Hepatitis viruses A-E pose a major health challenge worldwide. Acute infections with hepatitis B (HBV), C (HCV), D (HDV) or E (HEV) can progress to chronic hepatitis and lead to liver cirrhosis and hepatocellular carcinoma. Chronic viral hepatitis affects more than 350 million people worldwide. While direct-acting antiviral drugs provide a cure for chronic hepatitis C, the long-term effects on the immune system after the infection is cured are not fully understood. While direct-acting antiviral nucleos(t)ide analogues can treat chronic hepatitis B, complete cure is rare. Innovative approaches, particularly modulation of the immune response to HBV, hold promise for a cure. Chronic hepatitis D is always a co-infection with HBV and thus concepts to cure HBV will also target HDV. In chronic hepatitis E, which is unique in immunocompromised patients such as organ transplant patients, enhancing the immune response against HEV may be a novel strategy. In people with cirrhosis of the liver, regardless of the cause, the immune system is compromised and susceptibility to infection is increased. In particular, bacterial infections of the peritoneal cavity due to ascites contribute significantly to disease progression. Our research group focuses on understanding immune responses to hepatitis viruses and developing biomarkers to better stratify patients for new therapeutic strategies to modulate the host immune system in the effort to combat chronic viral hepatitis. In addition, we are exploring the mechanisms underlying immunodeficiency in liver cirrhosis and investigating immunomodulation strategies to improve survival in these vulnerable patients.

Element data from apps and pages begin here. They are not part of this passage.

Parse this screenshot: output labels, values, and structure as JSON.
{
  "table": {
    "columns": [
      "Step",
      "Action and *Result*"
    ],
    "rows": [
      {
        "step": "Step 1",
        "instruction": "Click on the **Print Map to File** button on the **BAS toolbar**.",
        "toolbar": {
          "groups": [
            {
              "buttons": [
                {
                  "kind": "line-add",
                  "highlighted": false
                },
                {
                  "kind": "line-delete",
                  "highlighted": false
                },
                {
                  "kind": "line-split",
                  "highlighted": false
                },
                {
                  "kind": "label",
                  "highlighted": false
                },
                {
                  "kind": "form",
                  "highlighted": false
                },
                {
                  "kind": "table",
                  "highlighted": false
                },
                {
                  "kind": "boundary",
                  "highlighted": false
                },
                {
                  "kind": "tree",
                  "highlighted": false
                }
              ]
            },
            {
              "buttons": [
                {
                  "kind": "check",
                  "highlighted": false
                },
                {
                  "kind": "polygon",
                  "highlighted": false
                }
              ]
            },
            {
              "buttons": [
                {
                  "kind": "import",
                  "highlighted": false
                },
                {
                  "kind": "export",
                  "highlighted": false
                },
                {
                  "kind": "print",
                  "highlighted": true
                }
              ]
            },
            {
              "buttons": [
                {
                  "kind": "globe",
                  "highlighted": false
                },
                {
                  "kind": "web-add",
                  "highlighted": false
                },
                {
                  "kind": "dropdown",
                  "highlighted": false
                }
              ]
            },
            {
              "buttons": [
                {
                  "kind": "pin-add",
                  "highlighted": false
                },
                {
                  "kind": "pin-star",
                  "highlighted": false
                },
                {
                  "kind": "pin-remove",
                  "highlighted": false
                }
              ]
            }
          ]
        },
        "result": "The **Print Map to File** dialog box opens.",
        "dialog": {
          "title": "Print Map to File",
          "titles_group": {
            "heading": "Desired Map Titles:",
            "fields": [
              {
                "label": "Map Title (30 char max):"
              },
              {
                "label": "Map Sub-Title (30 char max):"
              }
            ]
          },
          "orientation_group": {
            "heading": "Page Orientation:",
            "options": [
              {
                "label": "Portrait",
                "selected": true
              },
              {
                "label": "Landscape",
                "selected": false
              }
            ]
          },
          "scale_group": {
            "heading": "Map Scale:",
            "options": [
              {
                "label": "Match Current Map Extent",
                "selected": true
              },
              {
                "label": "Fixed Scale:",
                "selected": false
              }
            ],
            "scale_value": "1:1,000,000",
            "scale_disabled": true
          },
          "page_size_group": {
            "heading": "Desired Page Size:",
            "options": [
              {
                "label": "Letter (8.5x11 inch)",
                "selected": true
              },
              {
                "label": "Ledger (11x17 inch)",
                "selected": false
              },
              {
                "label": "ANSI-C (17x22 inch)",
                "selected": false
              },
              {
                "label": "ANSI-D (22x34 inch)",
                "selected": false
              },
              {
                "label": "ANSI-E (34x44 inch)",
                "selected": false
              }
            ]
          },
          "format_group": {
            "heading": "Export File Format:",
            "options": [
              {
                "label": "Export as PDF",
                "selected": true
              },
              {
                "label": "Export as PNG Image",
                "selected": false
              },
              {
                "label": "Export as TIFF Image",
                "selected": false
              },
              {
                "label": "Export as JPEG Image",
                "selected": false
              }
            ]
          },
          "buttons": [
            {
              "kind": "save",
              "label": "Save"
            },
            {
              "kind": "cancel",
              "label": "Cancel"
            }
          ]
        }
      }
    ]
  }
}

Research Group

Computational Biology for Individualised Medicine

Infections are among the biggest threats to health and the most significant causes of death worldwide. Our aim is to reveal the host genetic risk factors and their downstream molecular pathways, which are crucial to make progress in understanding and treating infectious diseases in an individualised manner as well as to improve the identification of patients at risk. The department of the HZI is part of the developing CiiM and currently housed at the TWINCORE in Hannover. Our group currently has 6 PhD students and 5 postdocs. Students and postdocs – We are always looking for bright and enthusiastic students and postdocs (funded by e.g. the ERC starting grant). For more about our projects, please contact us by email.

Research Group

Computational Biology for Infection Research

The group studies microbial communities, including bacteria, viruses and eukaryotic community members, in the context of human health and disease. Direct metagenome, -transcriptome or -proteome sequencing of microbial community samples enables the study of microorganisms that cannot be obtained in pure culture, corresponding to most of the microbial world.

Research Group

Individualised Medicine for Viral Infections

Opportunistic infections remain a serious threat to immunocompromised individuals, such as transplant recipients. We study opportunistic herpes viruses, such as the cytomegalovirus (CMV) by developing unique technologies for real-time measurement of virus growth, allowing us rapid identification of antiviral activity of primary samples and virtually any immune cell subset. This allows us to identify at-risk populations and develop targeted antiviral therapies for treatment and prevention of opportunistic viral infections. In the course of the COVID pandemic, our expertise in virus genetics was used to clone pseudoviruses expressing variants of the SARS-CoV-2 spike protein for the assessment of the neutralization capacity of sera or monoclonal antibodies, and this technology is pursued in the identification of correlates of immune protection in vaccinated or convalescent populations. We team with local and international teams of physicians and epidemiologists, providing technical support and scientific advice on complex laboratory serological diagnostics. In March 2019, Prof Dr. Dr. Luka Cicin-Sain was jointly appointed by the MHH (Hannover Medical School) and HZI (Helmholtz Centre for Infection Research) as CIIM Professor for "Individualised Medicine of Viral Infections", and as of 2021 he leads the CiiM-associated Department of “Viral Immunology” (VIRI) at the Helmholtz Centre for Infection Research in Braunschweig.